  • Partnership with Interfaith Center on Corporate Responsibility and encourage streamlining the practices of Faith-based organizations to become more socially and environmentally responsible.

For more details about the finances, consult About The Finances section.

Making knowledge and the scientific evidence available for more powerful spiritual messages

Almost all faiths have been linking scientific discoveries to the religious scripts proving that God has created all things in balance. For example, to Muslims, the discovery of other suns and planets revolving around them has been mentioned in the Quran 1500 years ago. Similarly, the Zabur of David says, "Your kingdom is a kingdom of all worlds”. Faith-based leaders have been using such scientific findings in their teachings to reach the hearts and minds of their followers.
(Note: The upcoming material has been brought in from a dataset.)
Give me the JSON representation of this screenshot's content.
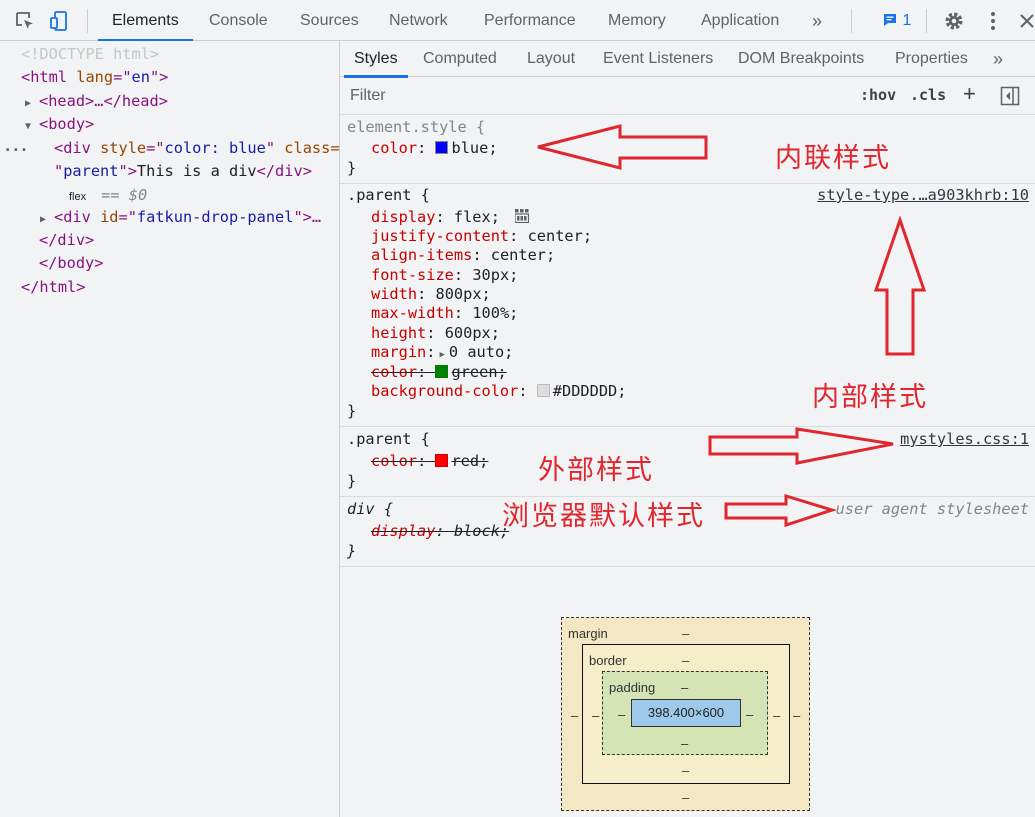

While climate change has seen much of the global debates and scientists have been providing much knowledge and evidence, other environmental challenges such as biodiversity loss, desertification, and sand and dust severe storms have not had the privilege of reaching out to the attention of religious leaders nor have connections by the scientists been made.

Faith-based organizations, however, do not have easy access to the global knowledge and scientific evidence that UN Environment could provide. While these organizations may rely on indigenous knowledge and traditional cultural practices, other knowledge that is backed by the scientific evidence is needed to strengthen the relationship between environmental stewardship and duty of care, as well as with ethical behavior and sustainable citizenship.

Our aim is to create a broader mass of faith based institutions that have the relevant scientific information available on areas where they see questions arising or a reluctance to take action. 

Outcomes we target:

  • Consolidate existing scientific research to support linkages between human impact and environmental issues.
  • Faith based organizations’ leaders are included in select high-level thematic debates as well as contribute to faith-based international conferences and initiatives to facilitate dialogue among faith scholars and the environmental scientific community.
  • Appropriate existing knowledge platforms are identified that can be better linked to faith based organizations and to indigenous knowledge, cultural practices and science-based knowledge to strengthen religious arguments and visible evidence to demonstrate the relationship between environmental stewardship and duty of care.
  • Faith-based communication and advocacy tools and materials are prepared and disseminated.

For more information, a more comprehensive strategy document is available to provide further details. Learn more UN Environment Strategy for Engaging with Faith-Based Organizations